Climate change is likely to increase the frequency of floods in Michigan. Ovhttps://climatenexus.org/climate-issues/business/business-climate-change/er the last 50 years, average annual precipitation in most of the Midwest has increased by 5 to 10 percent. During the next century, spring rainfall and annual precipitation are likely to increase, and severe rainstorms are likely to intensify. Each of these factors will tend to further increase the risk of flooding.
Risks to the Great Lakes exacerbated by climate change include warmer water temperatures that increase the risk of algae blooms and the likelihood of ‘dead zones’ in the water column, while the higher temperatures facilitate the spread of invasive species. All of these effects are hurting fishing and other water-based industries.
Warmer winters are likely to shorten the season for snow and ice-related recreational activities, which would harm local economies in Michigan. Small lakes are freezing later and thawing earlier than a century ago, which shortens the season for ice fishing and ice skating. Since the early 1970s, winter ice coverage in the Great Lakes has decreased by 63 percent.

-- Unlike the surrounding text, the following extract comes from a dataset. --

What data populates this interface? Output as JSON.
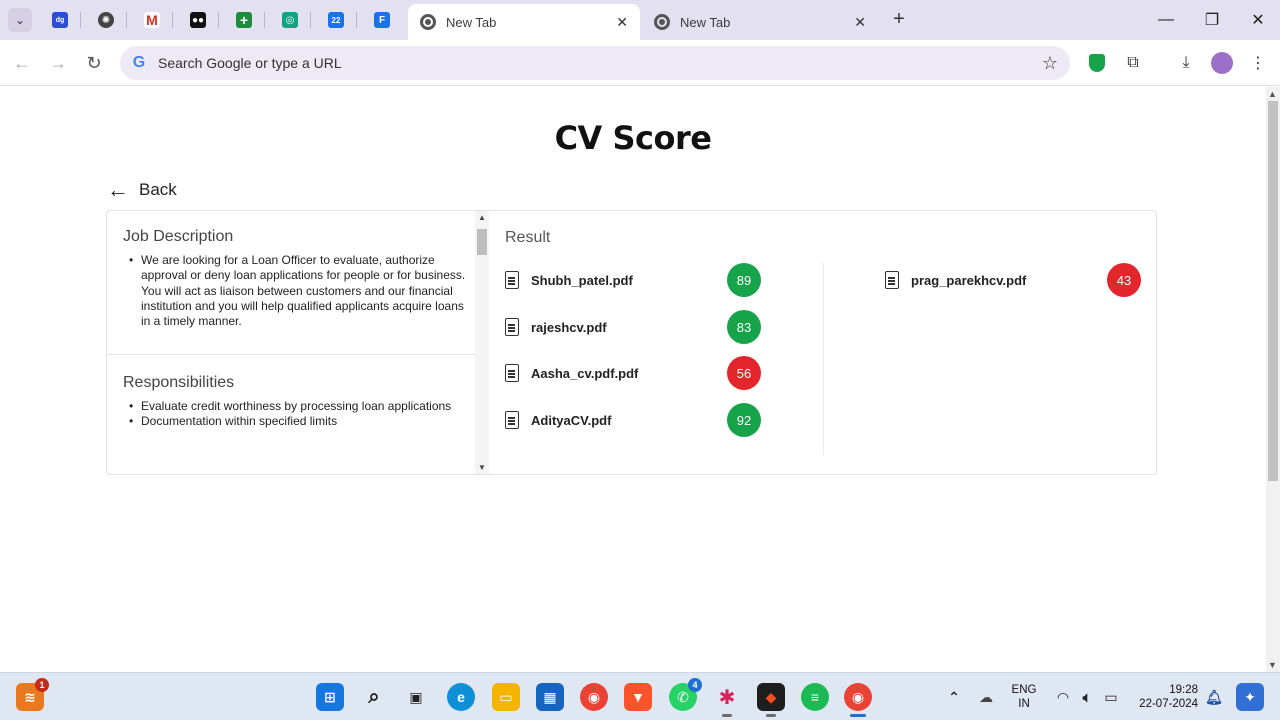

Public Act 342 was signed into law in December 2016, amending the state energy law, which requires Michigan electric providers to increase renewable energy in their portfolio from 10 percent in 2015 to 15 percent in 2021, with an interim compliance requirement of 12.5 percent in 2019 and 2020.
Although the state could satisfy its current carbon reduction targets simply by following through on existing policies, Michigan suspended work on drafting a CPP compliance plan in the aftermath of the Supreme Court placement of a temporary stay on the Plan.
Michigan’s opinions and action on climate change
A majority of adults in Michigan, 68 percent, understand global warming is happening. Eighty-two percent support funding research into renewable energy resources, and 75 percent support regulating CO2 as a pollutant.
Cities and universities in Michigan are committed to the Paris Agreement on combat climate change. East Lansing, Grand Rapids and three other cities, as well as Michigan, Michigan State and Western Michigan Universities have all signed on to the We Are Still In declaration of continued commitment to the goals of the Paris climate agreement.